- A simple way to calculate protein requirements for a healthy adult who is moderately active is 0.75g of protein / 1kg of body weight/day.
In the UK our main source of protein comes from animal sources such as meat, fish, eggs and dairy foods. We also obtain important proteins from cereal products like nuts and pulses. Animal proteins supply a good amount of all the essential amino acids that the body needs.
The answer is yes! All fruit and vegetables contain protein. Vegetarians and vegans should have no problem in obtaining sufficient protein from their diet as long as they ensure a regular intake of a variety of different foods.
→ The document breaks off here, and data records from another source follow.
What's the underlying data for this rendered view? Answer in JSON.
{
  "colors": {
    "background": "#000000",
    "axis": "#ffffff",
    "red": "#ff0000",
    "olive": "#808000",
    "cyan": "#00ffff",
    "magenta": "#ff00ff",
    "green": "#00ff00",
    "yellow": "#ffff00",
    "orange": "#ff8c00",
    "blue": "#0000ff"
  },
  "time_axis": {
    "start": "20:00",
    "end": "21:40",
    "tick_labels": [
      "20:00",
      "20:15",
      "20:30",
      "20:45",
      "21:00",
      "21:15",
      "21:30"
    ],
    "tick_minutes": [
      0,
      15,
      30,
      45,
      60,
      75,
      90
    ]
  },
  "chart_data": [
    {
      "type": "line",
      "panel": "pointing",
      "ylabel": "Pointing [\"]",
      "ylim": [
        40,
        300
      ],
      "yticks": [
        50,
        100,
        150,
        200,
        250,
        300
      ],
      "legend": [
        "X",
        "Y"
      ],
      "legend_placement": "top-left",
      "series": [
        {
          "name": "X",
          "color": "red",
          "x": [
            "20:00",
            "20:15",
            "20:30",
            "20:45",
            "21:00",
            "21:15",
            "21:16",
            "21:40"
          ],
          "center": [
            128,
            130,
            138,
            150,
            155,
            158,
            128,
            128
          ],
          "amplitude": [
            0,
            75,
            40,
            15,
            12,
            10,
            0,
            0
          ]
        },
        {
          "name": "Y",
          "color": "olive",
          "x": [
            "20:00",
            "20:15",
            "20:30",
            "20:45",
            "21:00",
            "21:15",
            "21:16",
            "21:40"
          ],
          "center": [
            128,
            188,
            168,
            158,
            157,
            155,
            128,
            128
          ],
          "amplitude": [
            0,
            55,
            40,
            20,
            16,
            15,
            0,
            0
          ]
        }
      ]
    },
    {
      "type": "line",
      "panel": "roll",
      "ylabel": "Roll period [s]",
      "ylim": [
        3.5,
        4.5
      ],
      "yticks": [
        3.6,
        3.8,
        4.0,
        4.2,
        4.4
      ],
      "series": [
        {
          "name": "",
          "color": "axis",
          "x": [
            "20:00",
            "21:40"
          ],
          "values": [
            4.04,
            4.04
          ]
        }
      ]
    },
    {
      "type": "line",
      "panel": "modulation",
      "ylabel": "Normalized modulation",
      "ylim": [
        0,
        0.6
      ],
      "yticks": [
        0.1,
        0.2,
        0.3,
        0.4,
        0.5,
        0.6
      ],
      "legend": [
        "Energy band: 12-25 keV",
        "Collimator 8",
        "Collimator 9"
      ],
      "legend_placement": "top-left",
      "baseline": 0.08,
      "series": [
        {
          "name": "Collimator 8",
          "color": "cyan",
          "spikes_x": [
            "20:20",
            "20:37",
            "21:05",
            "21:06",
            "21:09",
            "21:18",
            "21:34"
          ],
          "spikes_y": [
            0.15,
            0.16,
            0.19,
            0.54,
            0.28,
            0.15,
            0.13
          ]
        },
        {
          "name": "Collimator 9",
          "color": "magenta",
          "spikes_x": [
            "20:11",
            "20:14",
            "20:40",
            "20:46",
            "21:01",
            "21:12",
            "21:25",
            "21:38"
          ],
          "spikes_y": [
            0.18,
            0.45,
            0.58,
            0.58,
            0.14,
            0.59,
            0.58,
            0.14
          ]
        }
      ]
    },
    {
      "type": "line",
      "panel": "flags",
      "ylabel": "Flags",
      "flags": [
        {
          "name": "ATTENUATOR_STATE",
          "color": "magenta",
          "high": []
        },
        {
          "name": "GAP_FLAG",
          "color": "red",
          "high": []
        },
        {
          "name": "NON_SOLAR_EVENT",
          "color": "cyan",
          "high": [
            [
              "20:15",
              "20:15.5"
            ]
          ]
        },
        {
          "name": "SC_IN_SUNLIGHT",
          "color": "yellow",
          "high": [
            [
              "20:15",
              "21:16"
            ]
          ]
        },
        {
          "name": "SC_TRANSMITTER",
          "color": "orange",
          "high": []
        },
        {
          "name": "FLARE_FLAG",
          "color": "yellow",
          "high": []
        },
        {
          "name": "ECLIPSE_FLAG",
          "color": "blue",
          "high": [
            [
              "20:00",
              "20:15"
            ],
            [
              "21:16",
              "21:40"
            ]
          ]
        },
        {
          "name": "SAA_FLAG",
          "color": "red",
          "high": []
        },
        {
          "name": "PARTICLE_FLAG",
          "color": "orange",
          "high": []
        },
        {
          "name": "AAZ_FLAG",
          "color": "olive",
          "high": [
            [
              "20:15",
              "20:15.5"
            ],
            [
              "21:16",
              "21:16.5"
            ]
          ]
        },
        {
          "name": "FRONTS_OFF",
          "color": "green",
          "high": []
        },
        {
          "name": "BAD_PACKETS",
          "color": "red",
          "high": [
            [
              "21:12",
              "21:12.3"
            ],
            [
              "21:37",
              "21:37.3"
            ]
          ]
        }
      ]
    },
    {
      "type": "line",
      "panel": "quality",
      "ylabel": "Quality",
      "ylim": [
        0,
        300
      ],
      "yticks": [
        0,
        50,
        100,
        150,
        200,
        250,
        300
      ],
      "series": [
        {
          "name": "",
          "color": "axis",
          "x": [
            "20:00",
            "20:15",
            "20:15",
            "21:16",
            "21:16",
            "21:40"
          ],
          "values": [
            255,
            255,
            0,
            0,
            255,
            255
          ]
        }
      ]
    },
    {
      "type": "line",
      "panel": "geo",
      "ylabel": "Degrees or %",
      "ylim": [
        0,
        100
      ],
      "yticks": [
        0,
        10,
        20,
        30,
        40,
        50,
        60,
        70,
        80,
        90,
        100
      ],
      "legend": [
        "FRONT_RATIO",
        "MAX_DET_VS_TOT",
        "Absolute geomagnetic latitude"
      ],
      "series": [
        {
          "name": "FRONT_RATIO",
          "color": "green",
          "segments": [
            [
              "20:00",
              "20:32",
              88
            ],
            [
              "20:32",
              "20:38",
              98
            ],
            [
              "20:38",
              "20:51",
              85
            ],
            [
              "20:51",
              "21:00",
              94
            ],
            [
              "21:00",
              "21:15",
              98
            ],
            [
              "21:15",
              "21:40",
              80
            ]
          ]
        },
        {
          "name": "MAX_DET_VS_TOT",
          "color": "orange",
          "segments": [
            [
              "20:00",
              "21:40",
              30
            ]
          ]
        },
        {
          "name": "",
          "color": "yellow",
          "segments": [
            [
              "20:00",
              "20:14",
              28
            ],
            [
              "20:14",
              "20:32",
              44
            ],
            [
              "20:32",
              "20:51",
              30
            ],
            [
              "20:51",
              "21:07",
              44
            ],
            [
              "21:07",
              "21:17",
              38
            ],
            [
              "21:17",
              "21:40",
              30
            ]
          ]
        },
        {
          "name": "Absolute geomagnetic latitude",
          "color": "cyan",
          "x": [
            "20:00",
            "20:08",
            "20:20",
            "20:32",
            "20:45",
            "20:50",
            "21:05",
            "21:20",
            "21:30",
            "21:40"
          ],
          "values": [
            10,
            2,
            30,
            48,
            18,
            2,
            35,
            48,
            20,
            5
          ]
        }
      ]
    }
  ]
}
It may be surprising to learn that virtually every lentil, bean, nut, seed or grain and many fruit and vegetables provide more than 10% of their energy in the form of protein. On the plus side protein from vegetable sources tend to be lower in fat, especially saturated fats, so they make a nutritious and healthy alternative to some animal protein source.
The answer is – no! Too much protein can cause huge amounts of problems for the body and could even result in death. Controversial health risks include:
- Overconsumption of protein can cause damage to the kidneys and liver.
- High protein often means low carbohydrate. Carbohydrate is the only fuel that the brain can use and very high protein diets can deprive the brain of energy.
- Very low carbohydrate diets can deprive the brain of energy.
- High protein foods such as meat and dairy products usually have fairly high levels of saturated fats. Saturated fats are one of the main causes of Coronary Heart Disease.
- A diet high in meat and low in plant foods lacks the phytochemicals (special nutrients found only found in plants) antioxidants, vitamins and minerals that delay ageing and fight cancer, heart disease and many other health problems.
- High protein diets are low in fibre and can cause constipation and diseases of the colon.
Just as eaten too much protein, eating too little protein can also cause a lot of problems. Eating insufficient protein can cause:
- Growth failure,
- Loss of muscle mass,
- Decreased immunity,
- Weakening of the heart and respiratory system.
MotivatePT hopes this guide will help you to eat the right amount of protein on a daily basis, to ensure that you are having a healthy nutritious balanced diet.